(Provided material Opens)

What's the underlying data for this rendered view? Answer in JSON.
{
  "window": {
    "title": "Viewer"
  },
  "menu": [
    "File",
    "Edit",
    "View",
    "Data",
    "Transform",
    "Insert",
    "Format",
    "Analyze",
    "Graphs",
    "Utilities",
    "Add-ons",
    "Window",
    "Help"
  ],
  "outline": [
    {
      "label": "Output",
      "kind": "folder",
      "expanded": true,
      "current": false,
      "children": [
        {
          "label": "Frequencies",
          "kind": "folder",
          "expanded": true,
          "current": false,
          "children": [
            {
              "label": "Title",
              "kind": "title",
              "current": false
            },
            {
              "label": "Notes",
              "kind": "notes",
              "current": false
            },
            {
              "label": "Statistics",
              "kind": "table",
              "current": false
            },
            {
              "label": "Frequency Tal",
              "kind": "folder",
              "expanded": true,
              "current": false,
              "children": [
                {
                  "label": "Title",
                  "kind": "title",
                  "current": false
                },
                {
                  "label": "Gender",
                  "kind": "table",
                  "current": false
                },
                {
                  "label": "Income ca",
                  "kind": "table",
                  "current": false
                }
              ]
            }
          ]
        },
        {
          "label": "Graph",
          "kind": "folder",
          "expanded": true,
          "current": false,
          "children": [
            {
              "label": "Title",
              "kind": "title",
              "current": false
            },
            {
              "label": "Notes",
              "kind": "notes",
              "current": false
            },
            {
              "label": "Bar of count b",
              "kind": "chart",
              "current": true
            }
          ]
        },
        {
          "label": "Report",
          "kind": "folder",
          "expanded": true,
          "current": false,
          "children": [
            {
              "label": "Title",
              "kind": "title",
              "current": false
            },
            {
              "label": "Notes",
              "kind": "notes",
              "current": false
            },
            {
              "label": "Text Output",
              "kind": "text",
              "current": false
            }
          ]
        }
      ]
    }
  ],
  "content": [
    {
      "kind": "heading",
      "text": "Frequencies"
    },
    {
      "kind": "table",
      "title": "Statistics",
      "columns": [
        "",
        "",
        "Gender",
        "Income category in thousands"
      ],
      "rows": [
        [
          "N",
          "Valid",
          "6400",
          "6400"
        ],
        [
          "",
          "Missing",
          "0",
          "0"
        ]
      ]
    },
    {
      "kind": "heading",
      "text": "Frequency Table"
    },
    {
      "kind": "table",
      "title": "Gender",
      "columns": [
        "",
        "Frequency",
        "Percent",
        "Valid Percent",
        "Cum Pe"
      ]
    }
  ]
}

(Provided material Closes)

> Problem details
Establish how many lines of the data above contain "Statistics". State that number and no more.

> Exercise output
2